Do not hesitate to provide notice of any type of demand that may qualify as a “claim” under the policy in the hopes that it might not be a “big deal.” If it later becomes one, the insurer may be able to deny coverage for all or part of the loss.
Don’t Accept a Denial Without Further Review
Insurers may be tempted to raise a “bodily injury” or “pollution” exclusion as a defense to COVID-19-related claims. However, such exclusions (at least in public company policies) typically include exceptions for securities claims arising out of these risks and for claims against officers and directors for non-indemnifiable loss. These exclusions are intended, and should be worded, to apply only to direct claims for such injuries (which are covered under general liability or pollution legal liability policies). Even if the policy includes a broader exclusion, coverage counsel may be able to develop arguments to eliminate or limit the impact of that exclusion.
Keep the Insurer Informed of Developments in the Litigation
This point could just as easily be labeled “be realistic!” While a company’s initial response may be to vociferously assert that the litigation is meritless and vigorously defend against what it perceives to be a specious claim, as the case progresses, new information may come to light which changes this view.
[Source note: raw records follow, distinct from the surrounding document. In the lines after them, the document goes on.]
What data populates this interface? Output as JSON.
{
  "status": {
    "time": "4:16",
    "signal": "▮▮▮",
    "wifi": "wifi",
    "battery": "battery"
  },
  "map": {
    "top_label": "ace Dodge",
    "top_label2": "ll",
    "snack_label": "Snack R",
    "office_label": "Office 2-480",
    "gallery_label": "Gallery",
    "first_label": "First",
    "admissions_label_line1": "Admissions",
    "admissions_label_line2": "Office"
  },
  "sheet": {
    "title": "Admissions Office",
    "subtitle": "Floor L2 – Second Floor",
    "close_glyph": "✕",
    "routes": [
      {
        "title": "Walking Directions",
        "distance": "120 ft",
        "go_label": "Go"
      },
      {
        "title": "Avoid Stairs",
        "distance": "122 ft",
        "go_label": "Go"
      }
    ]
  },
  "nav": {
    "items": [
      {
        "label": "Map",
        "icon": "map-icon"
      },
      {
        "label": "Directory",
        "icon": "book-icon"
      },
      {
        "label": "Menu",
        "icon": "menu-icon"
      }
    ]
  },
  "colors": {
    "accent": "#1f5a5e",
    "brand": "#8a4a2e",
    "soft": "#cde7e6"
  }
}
Also, if a case cannot be resolved at the dismissal phase, the costs of defending against the litigation may drain the policy limits so that little is left to fund a settlement prior to summary judgment or trial, much less a significant judgment if the initial assessment is wrong. Once having heard a rosy prediction about the likelihood of success, insurers may be reluctant to grant adequate settlement authority as the case nears trial, even if the company and its defense counsel determine that a significant settlement is now appropriate.
People and businesses face many uncertainties in the coming months. D&O insurance exists to mitigate and protect against the risks and uncertainties of unforeseen events, whatever the source. Companies and their directors and officers should expect no less of their D&O insurance if the impact of the COVID-19 pandemic creates unprecedented and serious exposures to their corporate (and personal) financial well-being.